Your instructions ▸
Find the word "true" in the records below. List each line containing it.

*** Opening of Record extracts ***

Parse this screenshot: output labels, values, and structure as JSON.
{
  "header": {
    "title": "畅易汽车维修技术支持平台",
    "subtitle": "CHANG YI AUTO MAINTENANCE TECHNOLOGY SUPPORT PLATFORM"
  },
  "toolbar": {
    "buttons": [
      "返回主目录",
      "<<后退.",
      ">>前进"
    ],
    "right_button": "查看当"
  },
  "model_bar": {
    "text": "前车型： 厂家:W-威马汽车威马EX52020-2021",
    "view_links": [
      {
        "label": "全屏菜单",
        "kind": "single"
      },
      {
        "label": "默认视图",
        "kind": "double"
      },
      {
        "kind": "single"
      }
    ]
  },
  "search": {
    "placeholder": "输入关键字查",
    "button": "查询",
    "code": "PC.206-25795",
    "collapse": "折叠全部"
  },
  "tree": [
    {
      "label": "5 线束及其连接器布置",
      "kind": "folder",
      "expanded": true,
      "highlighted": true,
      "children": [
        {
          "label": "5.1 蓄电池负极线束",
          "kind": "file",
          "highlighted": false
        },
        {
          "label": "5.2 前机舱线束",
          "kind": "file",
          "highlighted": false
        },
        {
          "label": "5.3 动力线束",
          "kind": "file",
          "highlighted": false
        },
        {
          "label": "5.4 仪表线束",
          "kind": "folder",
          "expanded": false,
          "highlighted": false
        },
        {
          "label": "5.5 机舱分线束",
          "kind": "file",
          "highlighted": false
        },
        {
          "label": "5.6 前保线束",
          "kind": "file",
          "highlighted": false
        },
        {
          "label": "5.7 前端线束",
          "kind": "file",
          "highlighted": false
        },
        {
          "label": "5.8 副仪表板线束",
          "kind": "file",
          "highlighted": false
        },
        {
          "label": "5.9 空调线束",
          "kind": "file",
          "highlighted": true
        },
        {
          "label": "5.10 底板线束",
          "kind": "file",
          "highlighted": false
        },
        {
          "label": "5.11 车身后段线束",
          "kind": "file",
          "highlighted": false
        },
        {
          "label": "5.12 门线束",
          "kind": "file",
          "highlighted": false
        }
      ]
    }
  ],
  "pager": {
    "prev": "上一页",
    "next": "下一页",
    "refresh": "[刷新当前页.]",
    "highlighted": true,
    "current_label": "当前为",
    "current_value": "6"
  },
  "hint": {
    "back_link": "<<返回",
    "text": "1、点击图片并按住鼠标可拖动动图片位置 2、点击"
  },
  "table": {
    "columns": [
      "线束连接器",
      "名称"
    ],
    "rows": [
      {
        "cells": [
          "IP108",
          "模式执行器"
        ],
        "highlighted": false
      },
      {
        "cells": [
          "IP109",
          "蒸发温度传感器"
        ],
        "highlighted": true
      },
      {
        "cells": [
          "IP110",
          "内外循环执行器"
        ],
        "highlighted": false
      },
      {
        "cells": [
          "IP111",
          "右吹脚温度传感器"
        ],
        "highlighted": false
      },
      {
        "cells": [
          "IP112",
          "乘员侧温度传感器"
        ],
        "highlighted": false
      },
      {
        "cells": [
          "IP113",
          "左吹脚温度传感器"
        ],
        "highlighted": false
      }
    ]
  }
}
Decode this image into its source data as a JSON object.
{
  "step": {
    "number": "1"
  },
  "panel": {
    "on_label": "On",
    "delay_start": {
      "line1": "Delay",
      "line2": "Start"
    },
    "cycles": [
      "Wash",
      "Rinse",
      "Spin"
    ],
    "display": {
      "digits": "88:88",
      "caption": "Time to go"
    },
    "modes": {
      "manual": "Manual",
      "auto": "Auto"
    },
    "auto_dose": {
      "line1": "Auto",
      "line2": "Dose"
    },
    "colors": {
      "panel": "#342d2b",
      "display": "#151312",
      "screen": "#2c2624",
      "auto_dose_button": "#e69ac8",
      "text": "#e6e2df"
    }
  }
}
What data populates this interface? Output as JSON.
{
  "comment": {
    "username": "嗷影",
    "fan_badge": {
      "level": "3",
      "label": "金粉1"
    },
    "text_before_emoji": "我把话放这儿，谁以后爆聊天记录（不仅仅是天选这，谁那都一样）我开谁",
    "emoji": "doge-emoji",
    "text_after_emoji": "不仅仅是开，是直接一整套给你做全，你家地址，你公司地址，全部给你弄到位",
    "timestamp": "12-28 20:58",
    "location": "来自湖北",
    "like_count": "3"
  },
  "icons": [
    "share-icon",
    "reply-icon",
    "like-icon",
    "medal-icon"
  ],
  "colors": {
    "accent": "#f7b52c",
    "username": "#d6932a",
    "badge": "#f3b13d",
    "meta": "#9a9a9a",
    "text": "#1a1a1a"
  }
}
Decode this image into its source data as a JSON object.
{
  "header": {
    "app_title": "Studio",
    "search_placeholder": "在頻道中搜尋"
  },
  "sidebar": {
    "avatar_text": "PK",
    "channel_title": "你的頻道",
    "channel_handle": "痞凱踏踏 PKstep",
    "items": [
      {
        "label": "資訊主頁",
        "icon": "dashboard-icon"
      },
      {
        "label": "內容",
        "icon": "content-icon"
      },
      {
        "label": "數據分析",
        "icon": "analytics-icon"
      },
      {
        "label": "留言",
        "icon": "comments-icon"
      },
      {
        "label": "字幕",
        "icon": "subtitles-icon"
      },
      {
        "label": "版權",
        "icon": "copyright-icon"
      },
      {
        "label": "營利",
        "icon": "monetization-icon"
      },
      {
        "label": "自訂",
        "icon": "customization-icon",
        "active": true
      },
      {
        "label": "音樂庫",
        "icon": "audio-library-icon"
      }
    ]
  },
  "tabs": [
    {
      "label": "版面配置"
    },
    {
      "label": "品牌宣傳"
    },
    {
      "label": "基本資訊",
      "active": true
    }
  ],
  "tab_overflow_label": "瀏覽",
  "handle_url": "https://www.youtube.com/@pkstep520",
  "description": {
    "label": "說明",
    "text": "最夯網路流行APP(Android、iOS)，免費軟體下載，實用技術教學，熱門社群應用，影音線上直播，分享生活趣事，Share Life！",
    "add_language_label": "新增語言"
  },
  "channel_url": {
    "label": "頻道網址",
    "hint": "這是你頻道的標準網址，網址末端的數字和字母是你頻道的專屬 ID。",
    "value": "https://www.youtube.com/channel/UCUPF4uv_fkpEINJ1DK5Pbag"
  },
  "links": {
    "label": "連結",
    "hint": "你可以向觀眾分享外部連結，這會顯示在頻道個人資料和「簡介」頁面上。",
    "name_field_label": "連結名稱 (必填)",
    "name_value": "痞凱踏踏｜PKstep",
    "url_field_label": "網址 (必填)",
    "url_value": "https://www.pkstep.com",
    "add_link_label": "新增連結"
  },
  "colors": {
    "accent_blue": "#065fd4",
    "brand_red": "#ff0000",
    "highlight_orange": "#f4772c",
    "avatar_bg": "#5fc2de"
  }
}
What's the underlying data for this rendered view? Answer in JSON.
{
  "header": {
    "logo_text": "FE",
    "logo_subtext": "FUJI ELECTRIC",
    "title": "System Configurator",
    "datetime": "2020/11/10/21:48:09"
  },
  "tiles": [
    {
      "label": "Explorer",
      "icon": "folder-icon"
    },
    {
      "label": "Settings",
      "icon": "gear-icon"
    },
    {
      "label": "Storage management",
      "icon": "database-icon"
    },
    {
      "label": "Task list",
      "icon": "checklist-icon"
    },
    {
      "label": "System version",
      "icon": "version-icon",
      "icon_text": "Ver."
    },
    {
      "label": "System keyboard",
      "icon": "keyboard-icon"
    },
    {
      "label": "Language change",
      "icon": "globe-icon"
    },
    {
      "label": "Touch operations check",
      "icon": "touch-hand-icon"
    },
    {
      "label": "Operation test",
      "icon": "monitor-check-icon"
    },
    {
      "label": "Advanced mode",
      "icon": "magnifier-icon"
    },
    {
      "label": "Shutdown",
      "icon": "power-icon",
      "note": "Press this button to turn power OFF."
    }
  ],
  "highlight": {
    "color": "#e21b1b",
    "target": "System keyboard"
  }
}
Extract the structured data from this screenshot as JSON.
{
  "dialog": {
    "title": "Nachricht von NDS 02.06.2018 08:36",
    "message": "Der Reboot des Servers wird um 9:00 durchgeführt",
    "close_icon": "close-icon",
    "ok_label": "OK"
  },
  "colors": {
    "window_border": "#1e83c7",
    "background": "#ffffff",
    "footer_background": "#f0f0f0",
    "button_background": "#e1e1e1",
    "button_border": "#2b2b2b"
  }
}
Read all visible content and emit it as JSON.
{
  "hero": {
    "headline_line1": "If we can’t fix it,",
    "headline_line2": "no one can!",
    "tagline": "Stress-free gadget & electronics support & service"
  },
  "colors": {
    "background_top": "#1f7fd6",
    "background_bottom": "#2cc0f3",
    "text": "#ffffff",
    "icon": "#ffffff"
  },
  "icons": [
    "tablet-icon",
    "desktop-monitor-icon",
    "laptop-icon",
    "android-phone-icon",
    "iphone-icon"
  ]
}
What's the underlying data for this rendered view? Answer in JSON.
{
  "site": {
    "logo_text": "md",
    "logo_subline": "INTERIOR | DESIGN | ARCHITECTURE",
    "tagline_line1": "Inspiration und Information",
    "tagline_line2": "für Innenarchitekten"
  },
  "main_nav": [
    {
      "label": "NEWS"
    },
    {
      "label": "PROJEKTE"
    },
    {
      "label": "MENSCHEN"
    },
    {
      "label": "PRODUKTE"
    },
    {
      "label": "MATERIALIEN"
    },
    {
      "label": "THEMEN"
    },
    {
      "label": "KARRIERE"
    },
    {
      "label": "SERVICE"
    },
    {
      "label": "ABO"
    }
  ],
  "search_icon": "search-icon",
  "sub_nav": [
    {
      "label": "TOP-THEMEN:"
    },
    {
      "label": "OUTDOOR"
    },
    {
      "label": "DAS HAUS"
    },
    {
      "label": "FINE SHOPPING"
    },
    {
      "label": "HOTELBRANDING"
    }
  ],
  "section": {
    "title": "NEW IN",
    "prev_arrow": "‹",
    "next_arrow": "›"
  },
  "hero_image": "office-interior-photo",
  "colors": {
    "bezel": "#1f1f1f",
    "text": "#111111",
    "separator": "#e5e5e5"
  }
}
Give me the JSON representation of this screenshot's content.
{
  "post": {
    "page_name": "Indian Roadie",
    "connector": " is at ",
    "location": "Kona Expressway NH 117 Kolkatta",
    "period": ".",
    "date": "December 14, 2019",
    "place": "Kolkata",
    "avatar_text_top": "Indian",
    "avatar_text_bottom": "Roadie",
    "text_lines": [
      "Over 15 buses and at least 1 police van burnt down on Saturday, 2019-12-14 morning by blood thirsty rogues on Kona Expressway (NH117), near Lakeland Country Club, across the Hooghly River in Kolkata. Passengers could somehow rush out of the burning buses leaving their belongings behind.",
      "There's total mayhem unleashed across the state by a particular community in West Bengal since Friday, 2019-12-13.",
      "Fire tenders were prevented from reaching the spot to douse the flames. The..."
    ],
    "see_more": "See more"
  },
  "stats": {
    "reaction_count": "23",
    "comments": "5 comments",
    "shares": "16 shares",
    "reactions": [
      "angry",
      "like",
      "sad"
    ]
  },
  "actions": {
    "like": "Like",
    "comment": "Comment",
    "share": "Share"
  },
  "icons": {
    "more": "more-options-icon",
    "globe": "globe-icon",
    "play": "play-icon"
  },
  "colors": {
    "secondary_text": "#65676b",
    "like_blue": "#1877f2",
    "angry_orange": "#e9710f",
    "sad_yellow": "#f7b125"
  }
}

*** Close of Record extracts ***

Task output ▸
      "expanded": true,
      "highlighted": true,
          "highlighted": true
    "highlighted": true,
        "highlighted": true
        "active": true
      "active": true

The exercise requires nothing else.